Photo by: mikol ice
This post is part of my World-Changing Wednesday series. These are a collection of thoughts on issues which I think will have a huge impact on how we live our lives in the years to come.
Populations of Industrialised Nations Are Ageing
There is a troubling trend brewing and it’s going to change many of the things we thought we knew about the economy.
In 1960 there were more than 5 workers per retiree in the USA. By 2007, that ratio had dropped to only 3.3 to 1, and by 2032, that ratio will have plummeted to a thoroughly unworkable value of 2.1 to 1. This same pattern is shown throughout the developed world and every country will be affected in some way. This trend comes about as a feature of the so-called ‘Baby Boom’ which occured post WWII.

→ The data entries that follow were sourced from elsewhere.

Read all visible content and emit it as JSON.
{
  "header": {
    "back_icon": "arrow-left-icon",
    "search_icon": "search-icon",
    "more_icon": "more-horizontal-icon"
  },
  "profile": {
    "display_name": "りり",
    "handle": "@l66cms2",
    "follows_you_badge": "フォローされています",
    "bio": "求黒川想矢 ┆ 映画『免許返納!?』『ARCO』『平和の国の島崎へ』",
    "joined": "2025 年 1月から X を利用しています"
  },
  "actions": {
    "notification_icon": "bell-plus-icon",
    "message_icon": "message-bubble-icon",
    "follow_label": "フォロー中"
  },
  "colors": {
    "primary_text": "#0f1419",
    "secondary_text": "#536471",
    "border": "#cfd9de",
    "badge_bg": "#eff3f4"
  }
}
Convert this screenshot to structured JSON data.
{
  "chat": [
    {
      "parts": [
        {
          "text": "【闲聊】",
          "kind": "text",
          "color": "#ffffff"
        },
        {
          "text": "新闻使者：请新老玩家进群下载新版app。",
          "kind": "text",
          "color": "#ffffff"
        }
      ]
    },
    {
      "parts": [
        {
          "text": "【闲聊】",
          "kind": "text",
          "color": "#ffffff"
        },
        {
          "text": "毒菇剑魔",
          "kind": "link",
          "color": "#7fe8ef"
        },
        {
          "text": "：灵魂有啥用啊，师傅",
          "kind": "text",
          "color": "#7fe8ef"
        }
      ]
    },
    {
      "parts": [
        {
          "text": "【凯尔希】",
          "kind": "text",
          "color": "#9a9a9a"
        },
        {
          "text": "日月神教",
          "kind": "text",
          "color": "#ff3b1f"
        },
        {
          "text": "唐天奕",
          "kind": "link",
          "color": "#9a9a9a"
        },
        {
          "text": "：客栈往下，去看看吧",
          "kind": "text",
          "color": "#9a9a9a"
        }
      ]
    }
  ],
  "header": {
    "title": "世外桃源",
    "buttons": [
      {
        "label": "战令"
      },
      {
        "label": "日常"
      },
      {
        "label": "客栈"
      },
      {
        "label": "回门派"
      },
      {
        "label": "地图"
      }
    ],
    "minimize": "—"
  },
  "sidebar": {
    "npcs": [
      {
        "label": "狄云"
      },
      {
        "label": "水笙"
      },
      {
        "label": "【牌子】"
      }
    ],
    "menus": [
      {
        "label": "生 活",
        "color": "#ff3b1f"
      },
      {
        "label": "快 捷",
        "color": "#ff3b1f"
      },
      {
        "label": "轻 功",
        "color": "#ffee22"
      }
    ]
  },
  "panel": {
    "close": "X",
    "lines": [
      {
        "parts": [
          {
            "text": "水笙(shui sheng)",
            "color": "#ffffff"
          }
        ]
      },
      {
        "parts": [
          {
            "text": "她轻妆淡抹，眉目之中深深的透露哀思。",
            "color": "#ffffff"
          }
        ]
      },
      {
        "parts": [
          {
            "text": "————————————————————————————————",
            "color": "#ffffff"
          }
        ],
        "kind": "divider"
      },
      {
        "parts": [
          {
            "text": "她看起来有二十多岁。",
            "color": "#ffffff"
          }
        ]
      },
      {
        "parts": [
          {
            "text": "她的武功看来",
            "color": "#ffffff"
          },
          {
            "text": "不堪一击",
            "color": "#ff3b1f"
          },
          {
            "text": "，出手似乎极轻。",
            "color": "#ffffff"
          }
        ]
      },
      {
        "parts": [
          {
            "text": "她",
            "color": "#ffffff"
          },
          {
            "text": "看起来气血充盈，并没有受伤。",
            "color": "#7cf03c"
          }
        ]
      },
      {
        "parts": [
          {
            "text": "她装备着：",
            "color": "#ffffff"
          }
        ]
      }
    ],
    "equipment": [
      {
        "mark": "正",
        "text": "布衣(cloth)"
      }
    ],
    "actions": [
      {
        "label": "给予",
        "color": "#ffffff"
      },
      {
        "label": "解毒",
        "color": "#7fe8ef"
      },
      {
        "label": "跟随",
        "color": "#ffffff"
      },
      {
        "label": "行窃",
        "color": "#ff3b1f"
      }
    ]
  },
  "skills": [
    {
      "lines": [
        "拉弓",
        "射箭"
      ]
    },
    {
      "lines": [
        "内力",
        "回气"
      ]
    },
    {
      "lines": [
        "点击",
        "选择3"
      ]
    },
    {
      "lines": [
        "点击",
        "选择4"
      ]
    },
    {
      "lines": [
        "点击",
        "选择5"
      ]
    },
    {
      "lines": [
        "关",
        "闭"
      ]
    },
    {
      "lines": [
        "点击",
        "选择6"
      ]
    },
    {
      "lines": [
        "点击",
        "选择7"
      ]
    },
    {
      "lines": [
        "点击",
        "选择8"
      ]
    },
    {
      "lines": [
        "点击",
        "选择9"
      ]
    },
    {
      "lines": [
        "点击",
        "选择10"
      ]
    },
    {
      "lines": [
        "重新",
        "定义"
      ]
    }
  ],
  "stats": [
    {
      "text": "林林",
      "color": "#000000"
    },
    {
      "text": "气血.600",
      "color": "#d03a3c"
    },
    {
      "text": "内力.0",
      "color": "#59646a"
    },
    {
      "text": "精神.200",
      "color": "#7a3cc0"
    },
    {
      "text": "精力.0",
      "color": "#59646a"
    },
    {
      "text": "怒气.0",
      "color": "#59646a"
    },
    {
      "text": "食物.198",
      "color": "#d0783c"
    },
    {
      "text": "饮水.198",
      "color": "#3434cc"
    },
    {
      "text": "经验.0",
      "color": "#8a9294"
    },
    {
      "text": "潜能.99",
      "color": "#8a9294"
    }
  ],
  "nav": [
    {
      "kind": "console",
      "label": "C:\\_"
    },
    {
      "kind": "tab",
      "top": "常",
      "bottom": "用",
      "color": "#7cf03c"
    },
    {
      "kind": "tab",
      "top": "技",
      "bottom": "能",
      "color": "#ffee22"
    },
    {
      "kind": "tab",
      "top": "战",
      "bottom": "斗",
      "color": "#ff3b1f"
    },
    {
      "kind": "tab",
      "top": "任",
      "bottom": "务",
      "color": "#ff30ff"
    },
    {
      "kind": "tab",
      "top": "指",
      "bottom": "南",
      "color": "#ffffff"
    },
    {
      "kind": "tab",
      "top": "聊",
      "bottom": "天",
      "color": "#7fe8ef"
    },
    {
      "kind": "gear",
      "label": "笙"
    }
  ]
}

The easiest way to visualise this issue is using a demographic pyramid chart. This first chart represents a more ‘normal’ population distribution; in this case Australia in 1971. Humans evolved over countless millennia with a population pyramid that looked something like this. This distribution is capable of supporting an entitlement program based on transferring wealth directly from younger workers to older retirees, such as the age pension in Australia and social security in the USA.
When we cast this chart of Australian population forward to 2008, the baby boomer bulge is quite apparent. While it may not seem like much, the ‘hole’ that exists in the population behind the baby boomers represents an enormous challenge, and will greatly complicate how the economy operates in the decades to come.
Boomer Wealth Based on Massive Credit Bubble
The ‘Boomers’ are the wealthiest generation ever. They hold nearly all of the assets in developed nations. In my article entitled The Debt Trap (Our Economic System is not Sustainable), I explained how our economic system is based entirely on debt and that current levels of debt are without precedent. The biggest credit bubble in history has been inflating since the beginning of the post WWII baby boom and that bubble has fueled the massive wealth accumulation of the Boomers.
We have already seen that exponential growth in debt (which underlies the Boomer wealth) only appears to be sustainable when asset prices rise fast enough to keep the financial system solvent. Without continuous economic growth, the entire monetary system will collapse and we are already seeing the beginning stages of this process.
Percentage of nations’ population aged 65 and over: Chartsbin
What Happens When Boomers Want to Retire?
Unfortunately for the Boomers, they will need to sell off the assets which define their wealth in order to fund their retirements. The question then is: Who exactly are the Boomers planning on selling their assets to? Even if Generation X somehow could afford to buy all these assets, there simply aren’t enough people in this generation to buy them. One has to wonder, given the demographic forces in the Western world, if there is simply going to be more sellers than buyers in the coming years as the Boomers liquidate.
If we are operating an economic system which must continue to grow exponentially to survive, we have to question how this can happen if Boomers are retiring en masse and there are fewer behind them to take their place?
- Will assets plummet in value as they are repriced to the reality of what Gen X can afford?
- How will this affect the Boomers’ expectations of a comfortable retirement?
- Will the younger generations be expected to work harder to pay for those promises made to the Boomer generation?
This sort of demographic profile will be with us for decades and setting policies to encourage population growth are probably not the best way to solve the problem given that we live on a finite planet and cannot support further exponential population growth. This issue is one that we’d do well to recognise and plan for rather than ignore.
Boomer retirement has already begun, and the pace of this will accelerate rapidly over the next 15 years.
The next twenty years are going to be completely unlike the last twenty years. ~ Chris Martenson
Soon, I’ll write another post with more specifics on what this means for my generation (Gen X) and those coming through behind.